According to an email to members written by the newly elected ULS president, Ruth Sebatindira, and seen by The Observer, Choudry has crossed the ‘rubicon.’

ULS reacts

“An attack has been made on the Uganda Law Society which was not even a party to this suit in circumstances that suggest that the judge may be taking his wrath out on members of the bar who abide by the ULS position not to appear before him,” Sebatindira wrote a day after the ruling.

In April 2012, ULS requested President Museveni to set up a special tribunal to investigate allegations of improper conduct on the part of Choudry. According to documents filed in court in 2008 by ULS, Choudry was on October 31, 2000 convicted of making an excessive bill of costs amounting to £1 million (Shs 4 billion) in a libel case he was handling on behalf of a Sikh leader against the Sunday Times, a UK newspaper.

ULS says that Choudry was subsequently struck off the register of lawyers and solicitors from the United Kingdom and his law firm, Singh and Choudry, was closed down. Choudry denies the allegations which he has challenged in court. Bruce Kyerere, a former ULS president, described Choudry’s ruling as “the epitome of lunacy” and further evidence that he should not be a judge.

He said it was unconstitutional for the judge to demand that lawyers first deposit the entire amount in court before they can lodge an appeal.

“His continued presence on the bench is a disgrace to the judiciary,” Kyerere said.

Dramatic case

The controversial case was first lodged in 2002 by a group of tenants.
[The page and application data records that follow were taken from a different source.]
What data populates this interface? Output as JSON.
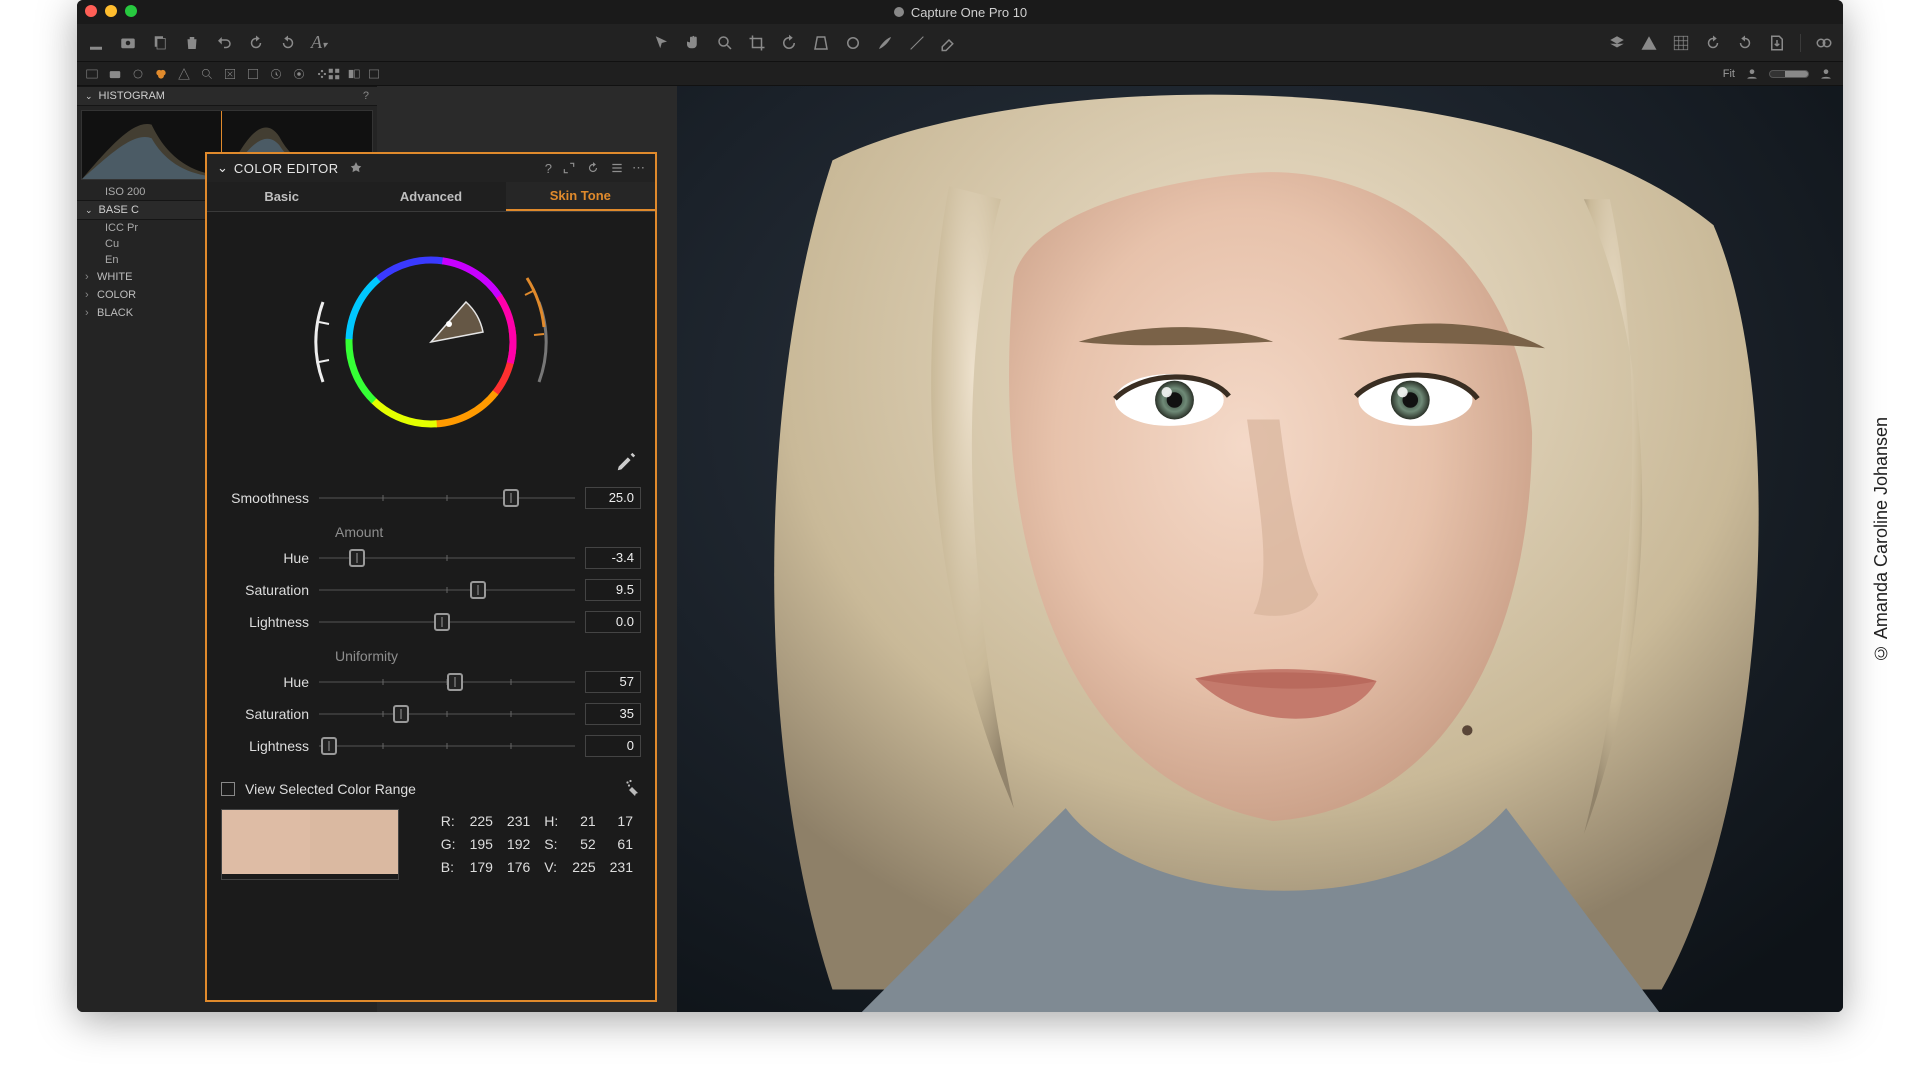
{
  "window": {
    "title": "Capture One Pro 10"
  },
  "sidebar": {
    "histogram_label": "HISTOGRAM",
    "iso_label": "ISO 200",
    "base_label": "BASE C",
    "rows": {
      "icc": "ICC Pr",
      "cu": "Cu",
      "en": "En"
    },
    "sections": {
      "white": "WHITE",
      "color": "COLOR",
      "black": "BLACK"
    }
  },
  "color_editor": {
    "title": "COLOR EDITOR",
    "tabs": {
      "basic": "Basic",
      "advanced": "Advanced",
      "skin": "Skin Tone"
    },
    "smoothness": {
      "label": "Smoothness",
      "value": "25.0",
      "pos": 75
    },
    "amount_label": "Amount",
    "amount": {
      "hue": {
        "label": "Hue",
        "value": "-3.4",
        "pos": 15
      },
      "saturation": {
        "label": "Saturation",
        "value": "9.5",
        "pos": 62
      },
      "lightness": {
        "label": "Lightness",
        "value": "0.0",
        "pos": 48
      }
    },
    "uniformity_label": "Uniformity",
    "uniformity": {
      "hue": {
        "label": "Hue",
        "value": "57",
        "pos": 53
      },
      "saturation": {
        "label": "Saturation",
        "value": "35",
        "pos": 32
      },
      "lightness": {
        "label": "Lightness",
        "value": "0",
        "pos": 4
      }
    },
    "view_selected": "View Selected Color Range",
    "swatches": [
      "#debca5",
      "#dab9a1"
    ],
    "readout": {
      "R": [
        "225",
        "231"
      ],
      "G": [
        "195",
        "192"
      ],
      "B": [
        "179",
        "176"
      ],
      "H": [
        "21",
        "17"
      ],
      "S": [
        "52",
        "61"
      ],
      "V": [
        "225",
        "231"
      ]
    }
  },
  "viewer": {
    "fit_label": "Fit"
  },
  "credit": "© Amanda Caroline Johansen"
}
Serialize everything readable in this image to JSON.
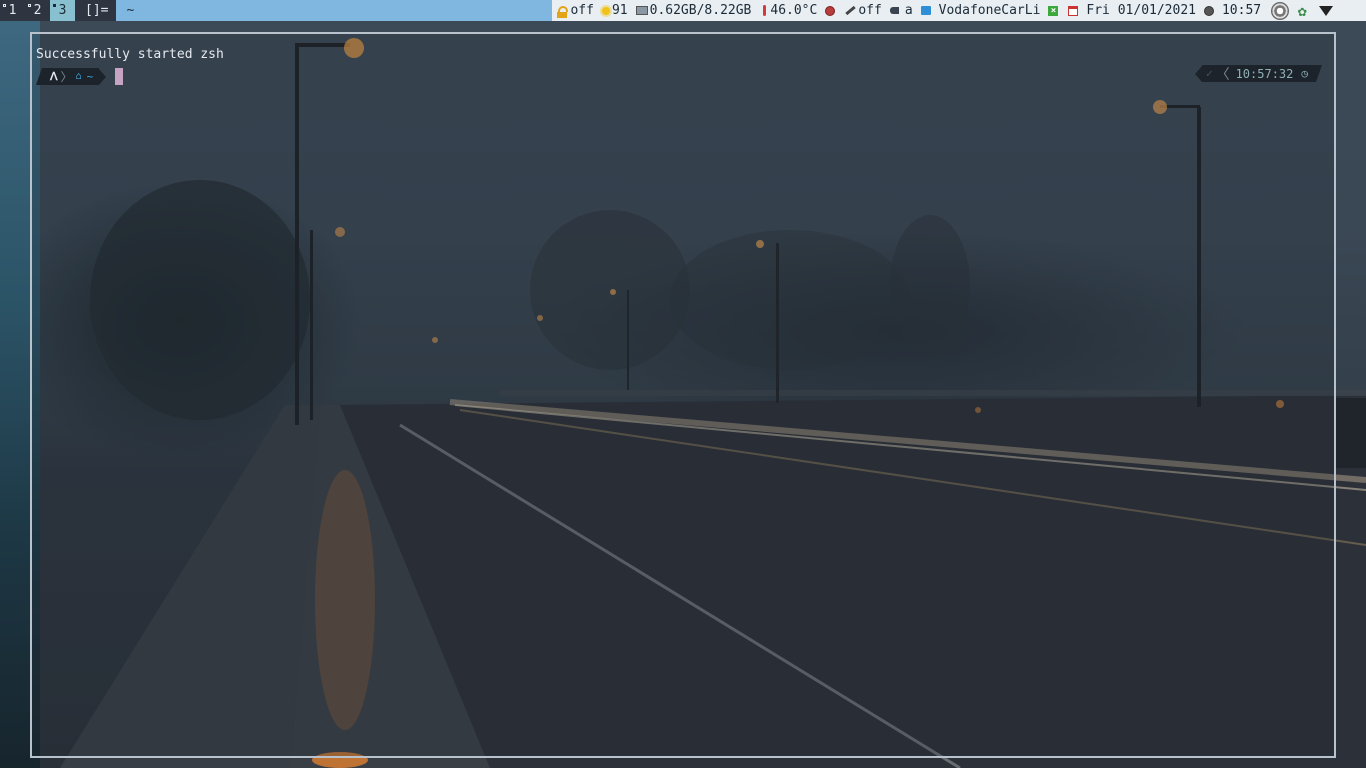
{
  "workspaces": [
    {
      "label": "1",
      "active": false
    },
    {
      "label": "2",
      "active": false
    },
    {
      "label": "3",
      "active": true
    }
  ],
  "layout_symbol": "[]=",
  "window_title": "~",
  "status": {
    "caps_lock": "off",
    "brightness": "91",
    "memory": "0.62GB/8.22GB",
    "temperature": "46.0°C",
    "mic": "off",
    "volume": "a",
    "network": "VodafoneCarLi",
    "date": "Fri 01/01/2021",
    "time": "10:57"
  },
  "terminal": {
    "output_line": "Successfully started zsh",
    "prompt_dir": "~",
    "right_time": "10:57:32"
  },
  "icons": {
    "lock": "lock-icon",
    "brightness": "sun-icon",
    "memory": "memory-icon",
    "temperature": "thermometer-icon",
    "mic": "microphone-icon",
    "volume": "volume-icon",
    "network": "wifi-signal-icon",
    "battery": "x-icon",
    "calendar": "calendar-icon",
    "clock": "clock-icon"
  },
  "colors": {
    "bar_bg": "#2e3440",
    "title_bg": "#7fb7e0",
    "status_bg": "#e8eef2",
    "terminal_border": "#b7c2cc",
    "cursor": "#c8a4c4",
    "prompt_dir": "#3fa7e0"
  }
}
However, judges it was allocated to kept rescheduling it. In 2009, with the support of a German NGO, FoodFirst Information and Action Network (FIAN), the tenants revived the case.

The tenants argued that NKG acquired the 11.6 square miles of contested land from UIA on a 99-year lease illegally. The land covered the villages of Keitemba, Luwunga, Kijunga and Kiryamakobe. They said that they were forcefully evicted from the land by soldiers from a nearby army barracks with the assistance of Mubende’s then Resident District Commissioner, Perez Katamba. In the process, they lost their property, livelihood, shelter and education.

They claimed that the compensation given was insufficient and not comparable to what they had lost. Choudry took over the case in 2009 and in the early stages Nangwala and Rezida asked him to disqualify himself because ULS had questioned his integrity. They also feared that being lead lawyers in the petition filed by ULS against Choudry, he might be biased against them.

But Choudry rubbished their worries and maintained that he would be impartial.

He said: “…my  performance  in  the  judiciary  has been impeccable and I  demonstrated exemplary behaviour in the  past five  years as a judge. I did not do anything wrong under our Constitution. In the past I also ruled in favour of clients who were represented by Nangwala and Rezida. I suspect there is  some other motive why James Nangwala and Alex Rezida do not want to appear before a gray bearded judge in this case.”

The ruling

After three years of court arguments, Choudry ruled on March 28 that the tenants had been illegally evicted without being fully compensated. He instructed that they be paid damages, dating back 10 years, since they were evicted. Choudry faulted UIA for not carrying out due diligence, supervision and checks on the land.

He said: “… the whole transaction was suspicious. UIA  failed to check land  values and the compensation amounts payable.”

Choudry said the German investors, NKG, had a duty to ensure that people were not exploited. But he reserved the harshest criticism for Nangwala and Rezida, UIA’s lawyers.

“Messrs Nangwala and Rezida deliberately withheld information in breach of their fiduciary duty and this deliberate omission was a dishonest conduct. Nangwala and Rezida had forsaken their loyalty to the Leaser and Lessee in the grant of the lease, when to their knowledge the title was lumbered with encumbrances,” Choudry said.

ekiggundu@observer.ug